If I were to describe the seasons of Aria I would do it like so. The Animation is the introduction, and it primarily focuses on getting us used to the characters. The Natural on the other hand has introduced all of the important characters, and so it focuses on expanding the world. Lastly, the Origination focuses mainly on wrapping up the show’s themes and character arcs. The Animation’s decision to focus mainly on characters was smart, but it left Aqua itself underdeveloped, and considering how important the planet is to the show’s tone, it was something that needed to be rectified.

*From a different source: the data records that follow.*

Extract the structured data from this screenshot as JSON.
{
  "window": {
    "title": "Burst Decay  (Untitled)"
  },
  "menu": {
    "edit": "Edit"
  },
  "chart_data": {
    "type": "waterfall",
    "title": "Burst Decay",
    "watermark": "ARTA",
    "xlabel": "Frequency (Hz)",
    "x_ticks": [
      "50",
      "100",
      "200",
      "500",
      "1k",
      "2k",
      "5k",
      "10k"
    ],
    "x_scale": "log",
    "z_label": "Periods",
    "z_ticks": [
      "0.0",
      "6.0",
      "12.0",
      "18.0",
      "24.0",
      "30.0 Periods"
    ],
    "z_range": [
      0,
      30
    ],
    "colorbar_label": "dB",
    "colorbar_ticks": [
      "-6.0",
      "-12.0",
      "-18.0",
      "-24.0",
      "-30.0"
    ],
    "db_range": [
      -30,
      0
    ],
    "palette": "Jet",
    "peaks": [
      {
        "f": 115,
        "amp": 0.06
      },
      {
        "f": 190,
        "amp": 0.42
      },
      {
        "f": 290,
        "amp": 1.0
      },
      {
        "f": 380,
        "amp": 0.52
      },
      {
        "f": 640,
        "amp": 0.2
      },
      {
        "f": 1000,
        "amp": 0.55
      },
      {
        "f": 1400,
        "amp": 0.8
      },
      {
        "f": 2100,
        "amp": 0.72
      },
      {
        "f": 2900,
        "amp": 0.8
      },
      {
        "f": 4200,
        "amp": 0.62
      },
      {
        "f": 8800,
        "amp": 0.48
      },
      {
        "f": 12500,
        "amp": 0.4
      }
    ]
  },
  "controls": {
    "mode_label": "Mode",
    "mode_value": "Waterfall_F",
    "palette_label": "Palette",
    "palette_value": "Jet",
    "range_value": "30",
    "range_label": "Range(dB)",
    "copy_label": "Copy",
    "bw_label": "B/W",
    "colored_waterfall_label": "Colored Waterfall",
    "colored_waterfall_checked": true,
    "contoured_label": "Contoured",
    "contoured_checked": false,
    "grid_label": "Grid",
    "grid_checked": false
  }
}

4 shows ended this week, and 2 more are ending next week. In addition, Spring season is starting. I binged The Eccentric Family in order to watch the sequel, so I’m pretty excited about that. It’s always sad to see a season go, and I actually quite enjoyed winter quite a bit, especially compared to last year’s winter. Next season isn’t likely to have any shows I like as many as my top shows this season, but I hope we get one. I have a few shows from this season to binge real quickly just for completion sake, but outside of that I have to keep working on the backlog. It’s a grind but it’s a fun one, so wish me luck.

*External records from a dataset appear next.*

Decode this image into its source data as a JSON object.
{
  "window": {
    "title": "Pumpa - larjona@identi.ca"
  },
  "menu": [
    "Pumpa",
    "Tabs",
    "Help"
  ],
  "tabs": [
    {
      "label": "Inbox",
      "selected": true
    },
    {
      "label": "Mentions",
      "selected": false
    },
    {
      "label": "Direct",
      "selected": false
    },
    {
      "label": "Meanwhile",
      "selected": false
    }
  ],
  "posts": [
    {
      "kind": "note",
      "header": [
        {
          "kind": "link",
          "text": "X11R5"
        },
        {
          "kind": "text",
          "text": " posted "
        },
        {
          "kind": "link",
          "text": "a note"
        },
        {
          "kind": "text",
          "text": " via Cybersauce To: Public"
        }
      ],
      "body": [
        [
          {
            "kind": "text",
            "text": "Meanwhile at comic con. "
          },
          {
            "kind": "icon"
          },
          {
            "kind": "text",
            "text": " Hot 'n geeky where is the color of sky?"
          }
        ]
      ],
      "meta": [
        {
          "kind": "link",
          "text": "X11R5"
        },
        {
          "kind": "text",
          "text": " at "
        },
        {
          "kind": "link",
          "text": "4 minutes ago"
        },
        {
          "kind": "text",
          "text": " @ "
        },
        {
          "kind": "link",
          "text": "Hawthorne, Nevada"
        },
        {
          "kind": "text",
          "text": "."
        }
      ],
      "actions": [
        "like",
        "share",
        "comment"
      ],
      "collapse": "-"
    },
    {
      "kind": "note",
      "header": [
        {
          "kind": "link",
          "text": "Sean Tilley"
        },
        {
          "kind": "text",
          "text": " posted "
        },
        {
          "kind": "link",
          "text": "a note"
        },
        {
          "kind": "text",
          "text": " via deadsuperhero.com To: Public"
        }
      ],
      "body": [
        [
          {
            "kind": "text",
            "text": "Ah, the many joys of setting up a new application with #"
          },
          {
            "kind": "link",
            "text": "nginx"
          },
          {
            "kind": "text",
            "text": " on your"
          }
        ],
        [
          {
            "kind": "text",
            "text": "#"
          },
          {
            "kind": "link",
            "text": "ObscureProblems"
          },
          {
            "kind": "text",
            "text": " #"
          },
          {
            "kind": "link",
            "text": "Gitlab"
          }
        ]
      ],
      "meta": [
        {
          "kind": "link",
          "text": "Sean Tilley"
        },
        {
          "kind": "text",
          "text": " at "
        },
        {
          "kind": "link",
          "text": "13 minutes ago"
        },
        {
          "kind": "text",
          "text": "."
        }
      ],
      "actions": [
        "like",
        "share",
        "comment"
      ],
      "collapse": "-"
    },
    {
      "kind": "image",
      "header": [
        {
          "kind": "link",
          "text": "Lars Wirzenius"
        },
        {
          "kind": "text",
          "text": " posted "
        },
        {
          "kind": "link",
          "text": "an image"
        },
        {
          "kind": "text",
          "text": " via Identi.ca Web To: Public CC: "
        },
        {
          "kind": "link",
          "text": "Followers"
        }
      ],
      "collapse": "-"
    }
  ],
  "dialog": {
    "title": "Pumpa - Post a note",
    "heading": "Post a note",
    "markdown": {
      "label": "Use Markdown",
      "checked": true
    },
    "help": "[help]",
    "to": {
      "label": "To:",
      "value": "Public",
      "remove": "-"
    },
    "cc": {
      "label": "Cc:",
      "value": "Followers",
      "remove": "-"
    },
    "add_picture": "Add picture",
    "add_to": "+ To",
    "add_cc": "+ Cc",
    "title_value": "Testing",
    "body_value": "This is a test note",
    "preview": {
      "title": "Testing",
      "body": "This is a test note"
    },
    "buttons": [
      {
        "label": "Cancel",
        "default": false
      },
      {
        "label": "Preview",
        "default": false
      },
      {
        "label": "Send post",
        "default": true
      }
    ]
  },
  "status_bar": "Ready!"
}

As we return to Aria for a second season, Ai-chan returns to Neo-Venezia to participate in Carnival. Carnival is a big event in Neo-Venezia, and the episode certainly knows how to use that to its advantage. This premiere focuses on re-acquainting us with the main cast while introducing one new key character: The King of the Cats, Cait Sith.
MAJOR Spoiler Warning for Nier Automata. Usually I wouldn’t do this, but this is an incredible game that everyone should play themselves if possible. Please only read if you’ve beaten the game or don’t care.
Nier:Automata has a lot of things going for it. It has excellent gameplay, great themes, fun characters, and it manages to merge all of those elements well. People might dislike some of those, but one thing everyone agrees on is that it uses sound excellently. Not only is the soundtrack itself one of the best I’ve ever heard in a game — something it shares with the first game — but the actual way the songs are used is excellent as well.
New Year’s is a time when we look back fondly on the last year while looking forward to the next one, and that’s what this episode of Aria really does. As another mostly original episode, the freedom is available to look back on what’s happened this season, and the show manages to do that without coming across as a recap or filler episode. This episode manages to serve as an excellent ending while still leaving ample room for more of the series, room which is, of course, quickly filled.
One OST I frequently find myself returning to even when I’m not thinking about the show is that of Gatchaman Crowds. Composed by the masterful Taku Iwasaki, it manages to succesfully convey a wide range of emotions, primarily using electronic sounds in order to create songs which often fit into genres like EDM. That said, it’s quite varied, presenting opera-esque songs as well. I’ll go into a few of the songs I like from this OST, and why I like them.
This is a totally anime-original episode, but it’s anything but filler. This episode adds some really meaningful detail to Aqua’s past, and it’s detail that only enhances the show’s themes. The last three episodes of the Animation are its best, and Episode 12 picks up from 11 perfectly, satisfying in its worldbuilding, its emotions, its relaxation, and its thematic depth.
This week saw the end of one series, and the penultimate episodes of many more. It wasn’t as happy overall as last week, mostly due to the influence of Kemono Friends, but overall it was still a pretty great time. As the season winds down I’m shifting into other anime while preparing to marathon a few of the ones that I missed. I’m likely to watch less shows next season, but I often say that before picking up shows in the middle of the season, so who knows. Either way, I have a lot of thoughts on this week’s shows, and here they are.
MAJOR Spoiler Warning for Nier: Automata, including some of its sidequests. Usually I wouldn’t do this, but this is an incredible game that everyone should play themselves if possible. Please only read if you’ve beaten the game or don’t care.
Nier: Automata has an incredible world. It’s a world that’s desolate and abandoned, and yet it contains more signs of being lived in than the world of most games. Nier: Automata manages to nail the feeling of desperation that the game needs in order to work, while also maintaining a strong sense of nature and life. This extends to every bit of the game’s world, from the backstory to the actual in-game actions. Everything in the game contributes to building a specific tone while exploring a few questions about life, and I’d like to explore how it does that.
During my first watch of this show, I already liked it by this point. The world and characters were all enchanting, and as someone who was already a fan of slice of life series, I thought Aria was great. It was this episode that really made me fall in love with it though, and it’s due to deeply personal reasons.